The Pentagon hit back at the criticism, saying the new policy is intended to increase transparency between the Pentagon and Congress.

“In establishing this policy, Secretary Shanahan seeks to increase transparency and information-sharing with Congress. Under his direction, the Department of Defense has been engaging with the Senate and House Armed Services Committees to develop a process for providing Congress with access to plans and operational orders, including Executive Orders. This policy establishes such a process. Previously, no such policy existed,” Joe Buccino, a spokesman for Shanahan, said in a statement to The Hill. 

The memo, which was reportedly shared widely within the Pentagon but was sent to key lawmakers after inquiries from the Post, lists six guidelines for information sharing with Capitol Hill.

The document orders military officials and political appointees to determine whether a congressional request “contains sufficient information to demonstrate a relationship to the legislative function” and urges officials to provide a summary briefing instead of the requested plan or order itself.

It also gives responsibility for evaluating congressional requests to the undersecretary of Defense for policy, often a political appointee.
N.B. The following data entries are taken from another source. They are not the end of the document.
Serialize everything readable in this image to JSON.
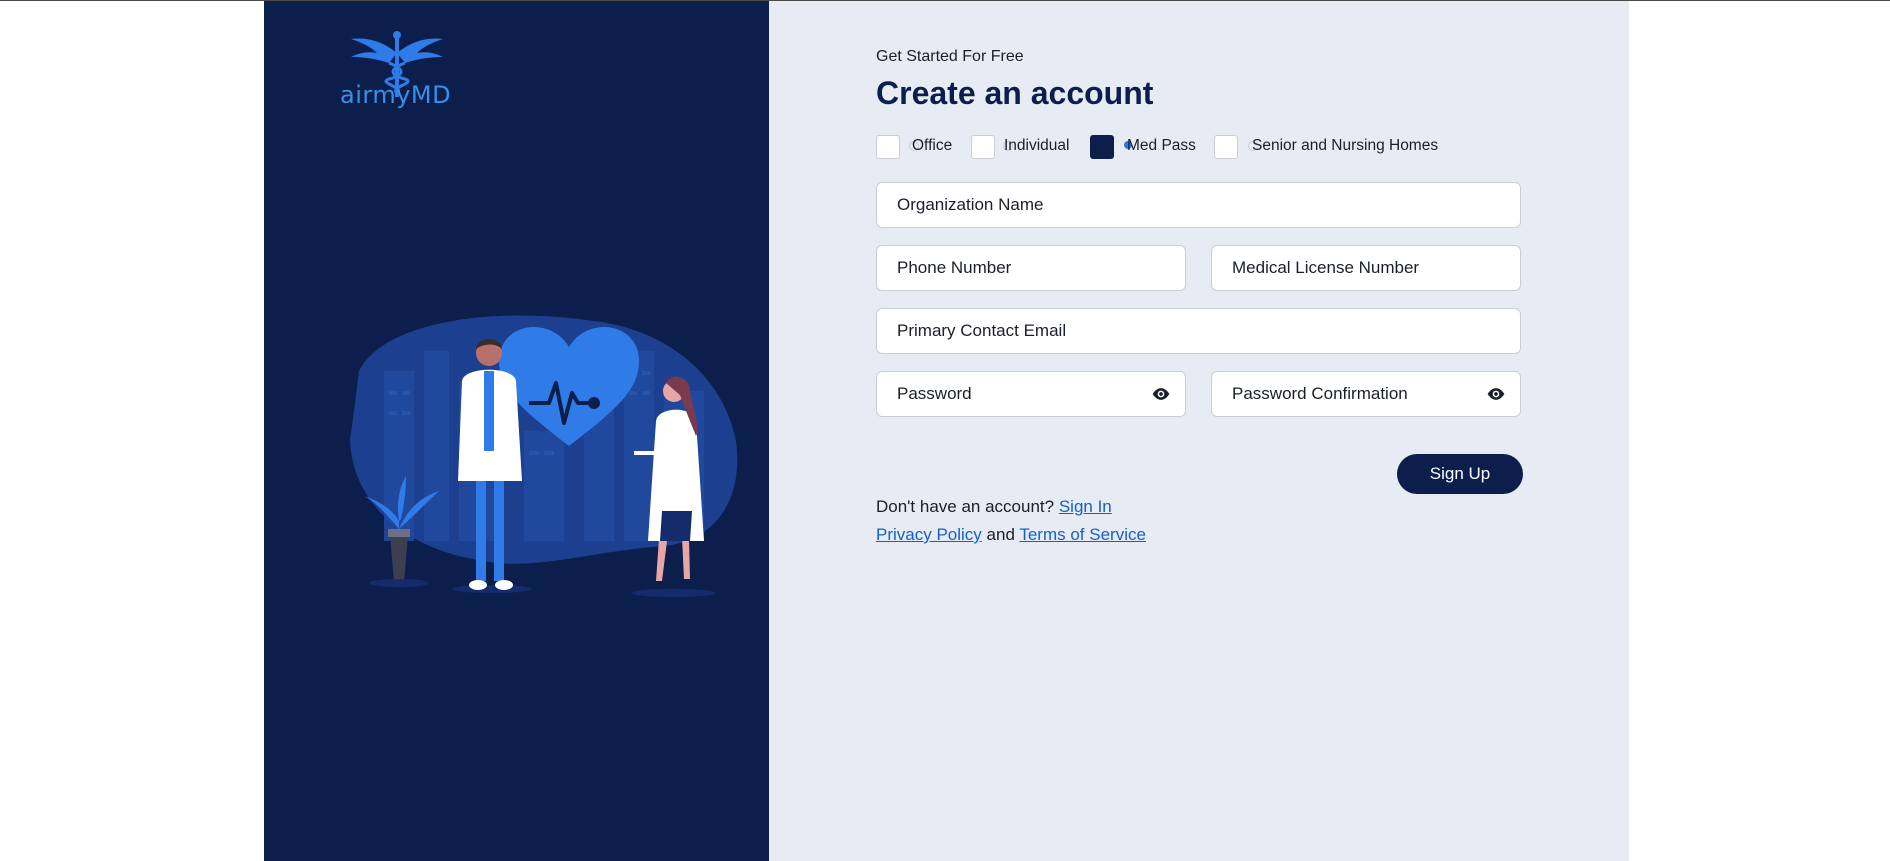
{
  "brand": {
    "logo_text": "airmyMD",
    "colors": {
      "navy": "#0c1e4c",
      "accent_blue": "#2f7be8",
      "panel_bg": "#e7ebf3",
      "link": "#1560c8"
    }
  },
  "form": {
    "subtitle": "Get Started For Free",
    "title": "Create an account",
    "account_types": [
      {
        "label": "Office",
        "checked": false
      },
      {
        "label": "Individual",
        "checked": false
      },
      {
        "label": "Med Pass",
        "checked": true
      },
      {
        "label": "Senior and Nursing Homes",
        "checked": false
      }
    ],
    "fields": {
      "organization_name": {
        "placeholder": "Organization Name",
        "value": ""
      },
      "phone_number": {
        "placeholder": "Phone Number",
        "value": ""
      },
      "medical_license_number": {
        "placeholder": "Medical License Number",
        "value": ""
      },
      "primary_contact_email": {
        "placeholder": "Primary Contact Email",
        "value": ""
      },
      "password": {
        "placeholder": "Password",
        "value": ""
      },
      "password_confirmation": {
        "placeholder": "Password Confirmation",
        "value": ""
      }
    },
    "icons": {
      "password_toggle": "eye-icon",
      "password_confirmation_toggle": "eye-icon"
    },
    "signup_label": "Sign Up",
    "no_account_text": "Don't have an account?",
    "signin_link": "Sign In",
    "privacy_link": "Privacy Policy",
    "and_text": "and",
    "terms_link": "Terms of Service"
  }
}
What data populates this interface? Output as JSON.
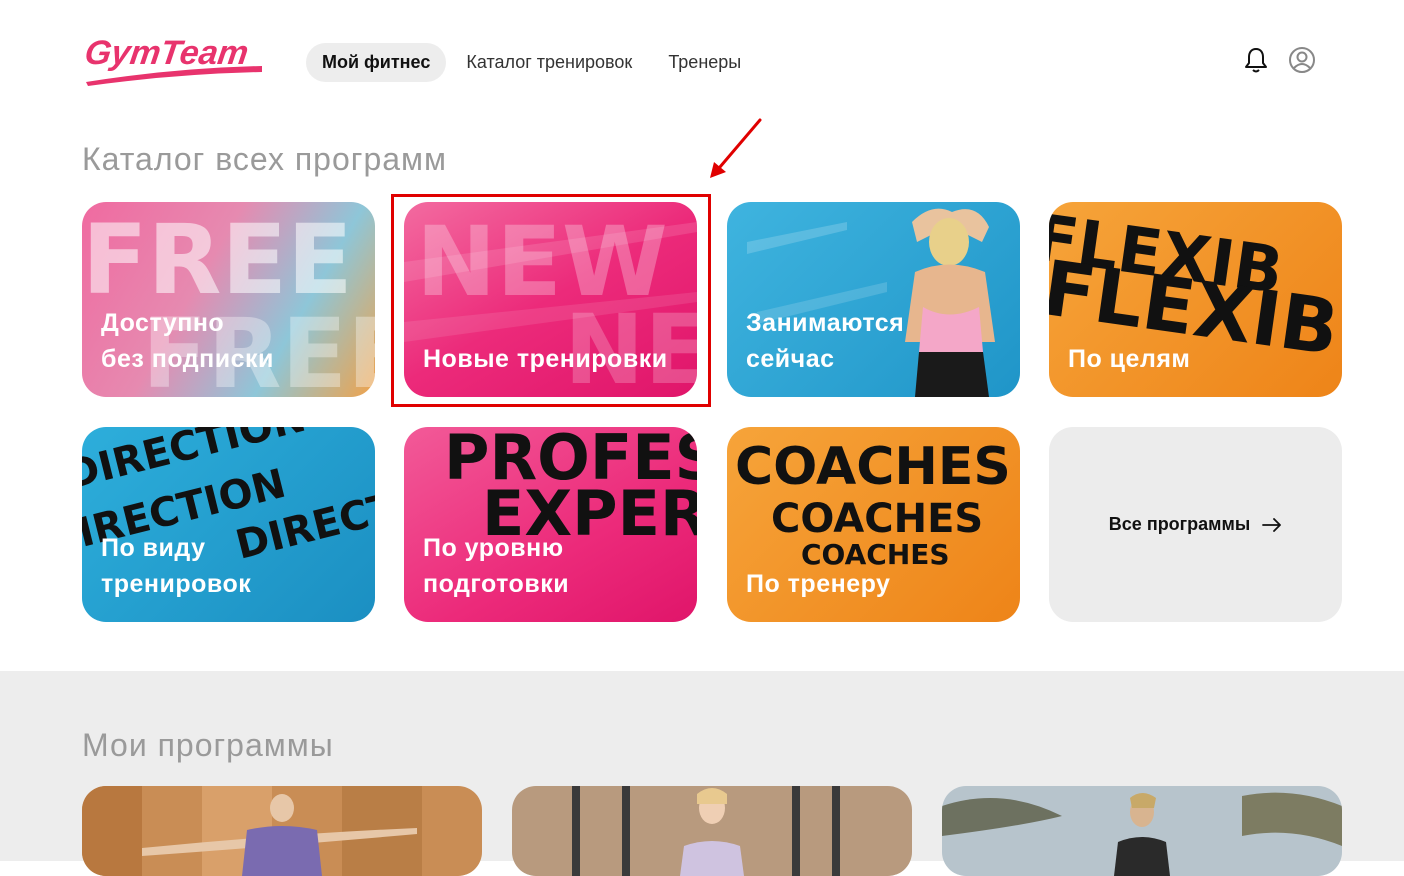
{
  "header": {
    "logo_text": "GymTeam",
    "nav": [
      {
        "label": "Мой фитнес",
        "active": true
      },
      {
        "label": "Каталог тренировок",
        "active": false
      },
      {
        "label": "Тренеры",
        "active": false
      }
    ],
    "icons": [
      "bell-icon",
      "user-icon"
    ]
  },
  "catalog": {
    "title": "Каталог всех программ",
    "cards": [
      {
        "label": "Доступно\nбез подписки",
        "bg_word": "FREE"
      },
      {
        "label": "Новые тренировки",
        "bg_word": "NEW"
      },
      {
        "label": "Занимаются\nсейчас"
      },
      {
        "label": "По целям",
        "bg_word": "FLEXIB"
      },
      {
        "label": "По виду\nтренировок",
        "bg_word": "DIRECTION"
      },
      {
        "label": "По уровню\nподготовки",
        "bg_word": "PROFES"
      },
      {
        "label": "По тренеру",
        "bg_word": "COACHES"
      }
    ],
    "all_programs": "Все программы"
  },
  "my_programs": {
    "title": "Мои программы"
  },
  "colors": {
    "pink": "#ec2a7a",
    "blue": "#2aa0cf",
    "orange": "#f08a1e",
    "highlight": "#e00000"
  }
}
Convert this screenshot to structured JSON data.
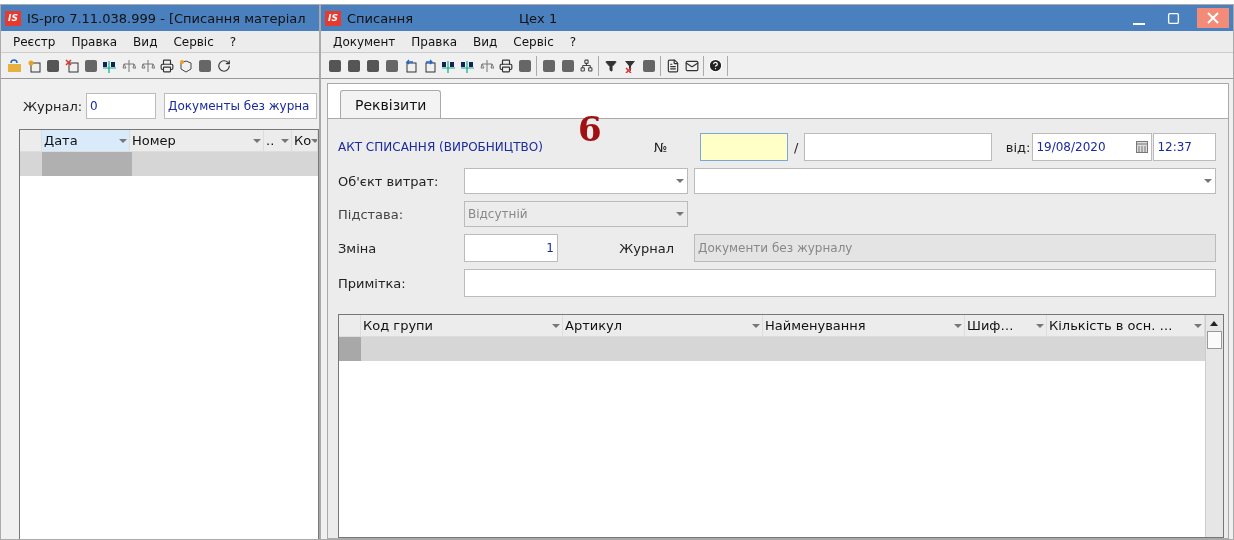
{
  "back_window": {
    "logo": "IS",
    "title": "IS-pro 7.11.038.999 - [Списання матеріал",
    "menu": [
      "Реєстр",
      "Правка",
      "Вид",
      "Сервіс",
      "?"
    ],
    "journal": {
      "label": "Журнал:",
      "value": "0",
      "name": "Документы без журна"
    },
    "table": {
      "columns": [
        {
          "label": "Дата",
          "selected": true
        },
        {
          "label": "Номер",
          "selected": false
        },
        {
          "label": "..",
          "selected": false
        },
        {
          "label": "Ко",
          "selected": false
        }
      ]
    }
  },
  "window": {
    "logo": "IS",
    "title": "Списання",
    "subtitle": "Цех 1",
    "menu": [
      "Документ",
      "Правка",
      "Вид",
      "Сервіс",
      "?"
    ],
    "tabs": [
      {
        "label": "Реквізити",
        "selected": true
      }
    ],
    "annotation": "6",
    "form": {
      "doc_type": "АКТ СПИСАННЯ (ВИРОБНИЦТВО)",
      "number_label": "№",
      "separator": "/",
      "date_label": "від:",
      "date": "19/08/2020",
      "time": "12:37",
      "cost_object_label": "Об'єкт витрат:",
      "basis_label": "Підстава:",
      "basis_value": "Відсутній",
      "shift_label": "Зміна",
      "shift_value": "1",
      "journal_label": "Журнал",
      "journal_value": "Документи без журналу",
      "note_label": "Примітка:"
    },
    "table": {
      "columns": [
        "Код групи",
        "Артикул",
        "Найменування",
        "Шиф…",
        "Кількість в осн. …"
      ]
    }
  }
}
Officials across the Pentagon previously responded to requests on an ad hoc basis. 

The memo appears to arise from worries that lawmakers could leak military plans, calling on officials to evaluate “whether the degree of protection from unauthorized disclosure that Congress will afford to the plan is equivalent to that afforded” by the Pentagon, according to the Post. 

The memo “seems to be another way in which they can claim that they don’t need to respond to legitimate inquiry of Congress,” Sen. Jack ReedJohn (Jack) Francis ReedErdoğan got the best of Trump, experts warn Senators fear Syria damage 'irreversible' after Esper, Milley briefing This week: Congress returns to chaotic Washington MORE (D-R.I.), the ranking member of the Senate Armed Services Committee, told the Post. 

“From what I can glean from the memorandum, basically they can use any factor they want to say no and they can make a determination what they think we need to do our job,” he continued. “I think we’re better positioned to determine what we need to do our job.”

An anonymous Pentagon official told the Post that the agency’s officials had been worried about potential congressional interference in the formulation of military plans, what the Defense Department considers to be an executive branch function. The official added that Congress had been most interested in special operations activities, which are highly sensitive and have produced significant public backlash in recent years.

Shanahan is due to appear in an upcoming confirmation hearing in front of the Senate after Trump nominated him to be secretary of Defense, a position Shanahan has taken on an acting basis after the resignation of James MattisJames Norman MattisAmash rips Trump over move to send troops from Syria to Iraq Defense chief says US troops leaving Syria will go to western Iraq White House staggers after tumultuous 48 hours MORE.